Excerpts from an interface dataset:
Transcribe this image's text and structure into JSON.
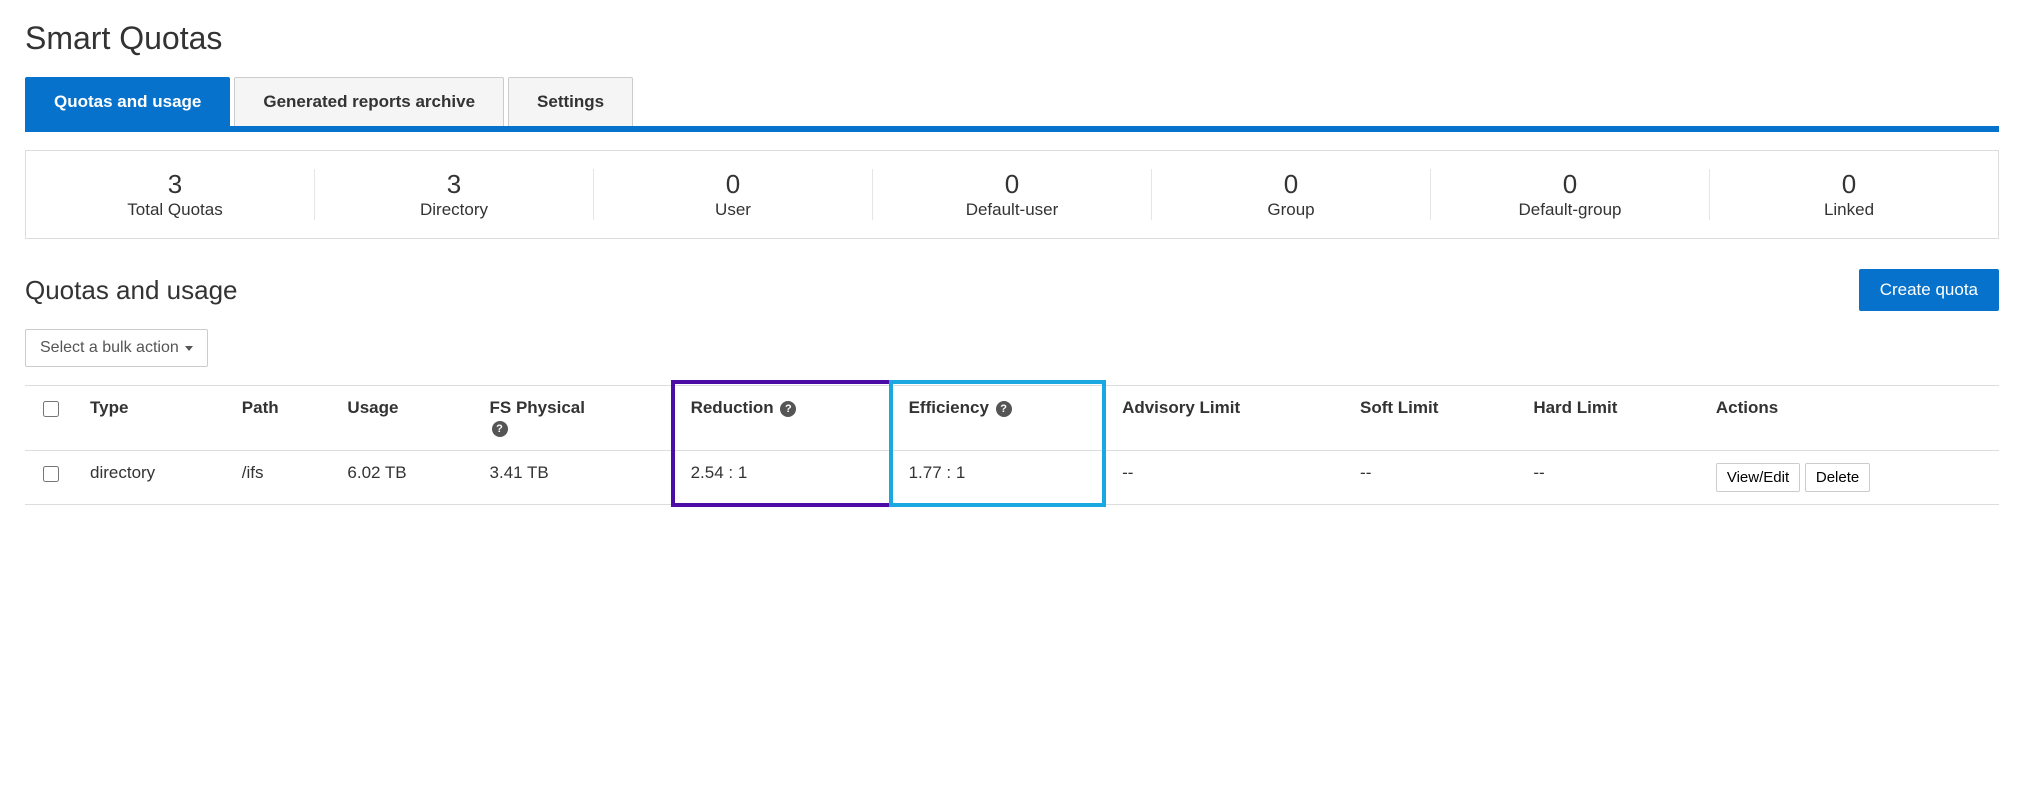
{
  "page_title": "Smart Quotas",
  "tabs": [
    {
      "label": "Quotas and usage",
      "active": true
    },
    {
      "label": "Generated reports archive",
      "active": false
    },
    {
      "label": "Settings",
      "active": false
    }
  ],
  "stats": [
    {
      "value": "3",
      "label": "Total Quotas"
    },
    {
      "value": "3",
      "label": "Directory"
    },
    {
      "value": "0",
      "label": "User"
    },
    {
      "value": "0",
      "label": "Default-user"
    },
    {
      "value": "0",
      "label": "Group"
    },
    {
      "value": "0",
      "label": "Default-group"
    },
    {
      "value": "0",
      "label": "Linked"
    }
  ],
  "section_title": "Quotas and usage",
  "create_button": "Create quota",
  "bulk_action_label": "Select a bulk action",
  "columns": {
    "type": "Type",
    "path": "Path",
    "usage": "Usage",
    "fs_physical": "FS Physical",
    "reduction": "Reduction",
    "efficiency": "Efficiency",
    "advisory_limit": "Advisory Limit",
    "soft_limit": "Soft Limit",
    "hard_limit": "Hard Limit",
    "actions": "Actions"
  },
  "rows": [
    {
      "type": "directory",
      "path": "/ifs",
      "usage": "6.02 TB",
      "fs_physical": "3.41 TB",
      "reduction": "2.54 : 1",
      "efficiency": "1.77 : 1",
      "advisory_limit": "--",
      "soft_limit": "--",
      "hard_limit": "--"
    }
  ],
  "row_actions": {
    "view_edit": "View/Edit",
    "delete": "Delete"
  },
  "help_glyph": "?"
}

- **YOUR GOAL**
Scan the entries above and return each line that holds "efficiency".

- **TASK OUTPUT**
    "efficiency": "Efficiency",
      "efficiency": "1.77 : 1",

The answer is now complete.